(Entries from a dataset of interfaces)

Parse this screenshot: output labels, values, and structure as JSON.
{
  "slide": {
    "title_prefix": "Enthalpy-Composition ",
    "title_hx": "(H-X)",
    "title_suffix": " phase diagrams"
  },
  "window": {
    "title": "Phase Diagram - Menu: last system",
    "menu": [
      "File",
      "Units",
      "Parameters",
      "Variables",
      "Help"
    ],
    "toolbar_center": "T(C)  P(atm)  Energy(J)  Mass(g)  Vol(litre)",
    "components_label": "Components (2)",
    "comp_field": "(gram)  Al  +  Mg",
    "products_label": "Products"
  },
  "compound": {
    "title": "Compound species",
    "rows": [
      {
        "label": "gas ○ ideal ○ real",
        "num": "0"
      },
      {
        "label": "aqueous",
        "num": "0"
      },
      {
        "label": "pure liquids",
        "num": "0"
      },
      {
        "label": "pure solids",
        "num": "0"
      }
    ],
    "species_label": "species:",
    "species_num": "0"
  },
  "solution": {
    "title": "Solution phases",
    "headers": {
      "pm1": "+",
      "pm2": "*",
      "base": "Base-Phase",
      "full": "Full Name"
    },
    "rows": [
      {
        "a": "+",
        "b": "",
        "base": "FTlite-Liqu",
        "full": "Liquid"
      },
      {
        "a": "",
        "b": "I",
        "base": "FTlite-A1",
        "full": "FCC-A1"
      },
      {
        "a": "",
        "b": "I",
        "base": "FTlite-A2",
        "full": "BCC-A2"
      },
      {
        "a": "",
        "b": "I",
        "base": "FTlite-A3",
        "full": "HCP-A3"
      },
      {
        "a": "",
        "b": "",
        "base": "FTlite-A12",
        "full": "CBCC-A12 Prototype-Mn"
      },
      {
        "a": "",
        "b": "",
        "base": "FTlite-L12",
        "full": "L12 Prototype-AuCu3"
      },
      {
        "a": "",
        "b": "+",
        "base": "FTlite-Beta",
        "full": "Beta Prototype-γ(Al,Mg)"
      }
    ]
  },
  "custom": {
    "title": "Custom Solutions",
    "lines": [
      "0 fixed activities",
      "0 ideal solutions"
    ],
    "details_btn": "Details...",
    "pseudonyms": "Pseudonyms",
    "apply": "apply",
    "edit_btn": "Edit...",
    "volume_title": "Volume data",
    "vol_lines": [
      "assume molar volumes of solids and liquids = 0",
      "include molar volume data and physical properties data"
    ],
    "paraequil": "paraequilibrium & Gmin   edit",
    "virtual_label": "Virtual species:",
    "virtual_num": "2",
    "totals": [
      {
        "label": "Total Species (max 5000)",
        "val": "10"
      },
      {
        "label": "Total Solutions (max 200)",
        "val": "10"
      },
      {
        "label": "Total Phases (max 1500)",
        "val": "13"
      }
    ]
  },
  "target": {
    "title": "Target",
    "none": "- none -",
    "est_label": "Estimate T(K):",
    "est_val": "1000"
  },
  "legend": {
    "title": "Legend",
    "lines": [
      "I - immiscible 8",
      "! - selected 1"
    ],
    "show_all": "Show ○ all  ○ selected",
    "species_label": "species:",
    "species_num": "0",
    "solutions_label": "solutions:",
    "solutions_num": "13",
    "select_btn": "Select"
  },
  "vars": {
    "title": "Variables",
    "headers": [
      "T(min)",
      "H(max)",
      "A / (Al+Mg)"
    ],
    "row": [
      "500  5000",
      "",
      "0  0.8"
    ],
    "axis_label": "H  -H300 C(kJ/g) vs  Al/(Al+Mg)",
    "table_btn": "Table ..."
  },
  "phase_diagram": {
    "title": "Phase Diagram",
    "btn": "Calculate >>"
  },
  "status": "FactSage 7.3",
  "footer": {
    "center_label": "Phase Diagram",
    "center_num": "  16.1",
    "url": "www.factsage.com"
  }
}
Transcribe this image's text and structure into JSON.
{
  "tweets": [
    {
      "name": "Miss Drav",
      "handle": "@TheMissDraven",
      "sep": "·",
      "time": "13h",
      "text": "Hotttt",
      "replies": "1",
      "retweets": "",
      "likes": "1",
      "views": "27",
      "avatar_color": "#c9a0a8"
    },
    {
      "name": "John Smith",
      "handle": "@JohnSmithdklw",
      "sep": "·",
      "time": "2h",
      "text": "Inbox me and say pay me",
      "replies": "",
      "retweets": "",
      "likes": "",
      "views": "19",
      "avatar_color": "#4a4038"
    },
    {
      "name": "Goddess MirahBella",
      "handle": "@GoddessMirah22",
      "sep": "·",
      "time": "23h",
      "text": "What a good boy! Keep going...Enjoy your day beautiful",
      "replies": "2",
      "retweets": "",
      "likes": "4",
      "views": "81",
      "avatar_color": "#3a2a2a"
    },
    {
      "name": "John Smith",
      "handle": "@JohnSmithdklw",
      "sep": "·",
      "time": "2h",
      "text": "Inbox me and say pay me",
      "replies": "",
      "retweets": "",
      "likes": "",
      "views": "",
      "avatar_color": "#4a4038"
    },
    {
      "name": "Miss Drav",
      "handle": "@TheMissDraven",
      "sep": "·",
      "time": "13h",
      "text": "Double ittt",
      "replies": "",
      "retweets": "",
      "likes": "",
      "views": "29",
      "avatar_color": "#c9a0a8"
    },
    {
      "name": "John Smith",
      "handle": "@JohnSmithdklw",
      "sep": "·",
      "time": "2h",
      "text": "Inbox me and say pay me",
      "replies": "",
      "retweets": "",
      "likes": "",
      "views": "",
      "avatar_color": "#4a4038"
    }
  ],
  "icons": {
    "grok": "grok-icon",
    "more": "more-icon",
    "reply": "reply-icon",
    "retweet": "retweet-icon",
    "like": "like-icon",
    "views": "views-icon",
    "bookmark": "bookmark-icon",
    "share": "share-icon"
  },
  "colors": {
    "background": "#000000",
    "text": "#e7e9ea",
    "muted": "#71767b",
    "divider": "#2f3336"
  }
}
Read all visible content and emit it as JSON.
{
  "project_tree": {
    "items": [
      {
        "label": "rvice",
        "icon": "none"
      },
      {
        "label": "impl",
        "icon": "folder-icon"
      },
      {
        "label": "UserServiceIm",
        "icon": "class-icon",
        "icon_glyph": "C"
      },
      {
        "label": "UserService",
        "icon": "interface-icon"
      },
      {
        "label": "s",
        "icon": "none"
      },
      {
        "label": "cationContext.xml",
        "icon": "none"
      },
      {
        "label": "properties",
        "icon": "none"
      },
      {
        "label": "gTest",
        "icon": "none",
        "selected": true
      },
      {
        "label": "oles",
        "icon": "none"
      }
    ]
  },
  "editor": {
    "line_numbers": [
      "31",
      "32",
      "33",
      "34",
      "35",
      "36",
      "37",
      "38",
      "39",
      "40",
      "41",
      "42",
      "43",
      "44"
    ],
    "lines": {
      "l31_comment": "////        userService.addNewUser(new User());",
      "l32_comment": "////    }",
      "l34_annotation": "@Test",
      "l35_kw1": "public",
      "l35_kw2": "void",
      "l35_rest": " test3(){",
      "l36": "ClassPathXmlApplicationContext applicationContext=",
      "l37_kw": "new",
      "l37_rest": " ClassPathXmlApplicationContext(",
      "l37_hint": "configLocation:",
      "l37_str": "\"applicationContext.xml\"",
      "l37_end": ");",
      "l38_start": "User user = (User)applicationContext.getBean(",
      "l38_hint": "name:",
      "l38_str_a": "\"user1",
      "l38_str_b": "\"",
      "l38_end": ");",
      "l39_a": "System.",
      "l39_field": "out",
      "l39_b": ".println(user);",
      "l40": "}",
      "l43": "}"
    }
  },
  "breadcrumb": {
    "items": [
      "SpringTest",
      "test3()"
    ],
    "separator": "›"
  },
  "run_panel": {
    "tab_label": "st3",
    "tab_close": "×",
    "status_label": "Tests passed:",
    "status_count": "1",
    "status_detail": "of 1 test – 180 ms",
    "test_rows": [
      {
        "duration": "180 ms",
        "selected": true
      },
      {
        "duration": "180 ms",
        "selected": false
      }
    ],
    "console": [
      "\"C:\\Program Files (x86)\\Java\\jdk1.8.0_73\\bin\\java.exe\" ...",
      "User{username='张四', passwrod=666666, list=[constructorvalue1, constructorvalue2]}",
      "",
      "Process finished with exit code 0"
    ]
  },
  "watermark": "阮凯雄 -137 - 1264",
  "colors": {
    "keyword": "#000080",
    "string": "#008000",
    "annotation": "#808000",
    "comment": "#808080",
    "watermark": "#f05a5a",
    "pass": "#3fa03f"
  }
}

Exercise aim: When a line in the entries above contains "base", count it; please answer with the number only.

Response for this exercise: 8